U.S. President Harry Truman in 1947, in what became known as the Truman Doctrine, pledged unlimited military support to defeat growing workers’ movements throughout the world following the World War II surrender of Nazi-led Germany. This policy facilitated brutal coups and decades of military repression in Greece, Turkey and Iran. In Greece in 1947, the communists were defeated militarily and outlawed.
In 1967, using a NATO strategic plan, Greek colonels again seized power and set up a ruling junta, which stayed in control until 1974. The army moved in 1967 to stop the Socialist Party under George Papandreou from taking office with a center-left coalition. This brutal military junta, called the Regime of the Colonels, ruled by martial law, mass arrests, torture and disappearances. Today’s extreme right-wing fascist party, Golden Dawn, has its origins in the police units that operated with impunity during the junta’s rule.
Although ousted by a mobilized mass movement in 1974, the military and police hierarchy was untouched, except for the prosecution of a handful of coup leaders.
Source of corruption
Greek military contracts have always been the greatest source of corruption, payoffs, kickbacks and secrecy.

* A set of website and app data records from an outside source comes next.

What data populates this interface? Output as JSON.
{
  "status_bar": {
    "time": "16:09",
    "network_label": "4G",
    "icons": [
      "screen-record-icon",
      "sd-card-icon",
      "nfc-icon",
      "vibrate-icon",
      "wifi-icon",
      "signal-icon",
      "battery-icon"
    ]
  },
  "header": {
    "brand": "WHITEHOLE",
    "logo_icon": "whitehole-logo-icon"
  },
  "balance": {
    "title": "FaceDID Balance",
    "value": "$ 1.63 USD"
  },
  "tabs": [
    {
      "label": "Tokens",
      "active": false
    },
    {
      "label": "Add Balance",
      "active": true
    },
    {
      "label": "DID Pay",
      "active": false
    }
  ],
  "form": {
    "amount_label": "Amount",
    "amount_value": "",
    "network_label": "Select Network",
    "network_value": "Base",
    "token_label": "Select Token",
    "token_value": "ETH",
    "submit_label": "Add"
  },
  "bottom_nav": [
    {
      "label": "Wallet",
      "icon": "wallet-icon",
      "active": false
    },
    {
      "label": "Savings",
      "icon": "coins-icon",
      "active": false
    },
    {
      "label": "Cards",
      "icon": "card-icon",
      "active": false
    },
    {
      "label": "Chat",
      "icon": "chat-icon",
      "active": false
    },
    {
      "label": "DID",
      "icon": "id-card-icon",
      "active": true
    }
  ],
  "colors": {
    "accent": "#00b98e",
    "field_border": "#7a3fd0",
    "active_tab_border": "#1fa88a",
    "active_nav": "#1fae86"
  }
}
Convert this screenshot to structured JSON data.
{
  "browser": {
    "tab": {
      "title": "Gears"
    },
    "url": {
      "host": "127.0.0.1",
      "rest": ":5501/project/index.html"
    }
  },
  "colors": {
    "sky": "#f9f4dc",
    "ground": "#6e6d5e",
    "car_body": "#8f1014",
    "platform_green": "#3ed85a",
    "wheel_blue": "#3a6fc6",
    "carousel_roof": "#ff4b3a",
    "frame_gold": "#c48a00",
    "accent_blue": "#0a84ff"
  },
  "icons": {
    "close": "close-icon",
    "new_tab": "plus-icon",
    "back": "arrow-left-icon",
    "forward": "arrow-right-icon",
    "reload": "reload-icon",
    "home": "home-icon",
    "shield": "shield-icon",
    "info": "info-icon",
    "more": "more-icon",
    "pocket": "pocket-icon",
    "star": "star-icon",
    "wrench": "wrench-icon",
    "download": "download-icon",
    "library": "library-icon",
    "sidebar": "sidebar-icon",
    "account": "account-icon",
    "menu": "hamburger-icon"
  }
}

The bribery by major military corporations infects every level of the military. Continuing scandals surrounding military contracts have rocked past administrations. The most notorious bribery scandal involves billions paid over 12 years and billions still owed for six yet-undelivered German submarines. Former Minister of Defense Akis Tsochadzopoulos was convicted in 2013 of accepting $8 million in bribes connected to these submarines.
Given this history, the appointment of the right-wing Greek Independence Party to head the Defense Ministry in the Syriza cabinet is an especially ominous development. It certainly implies that the past onerous military loans and secret payoffs will not be challenged.
An enormous battle is ahead for the workers in Greece. Political agitation and clear demands targeting the generals enmeshed with the UE bankers who have enriched themselves in the Greek debt trap will help prepare the workers to understand who their enemy is and what they are up against.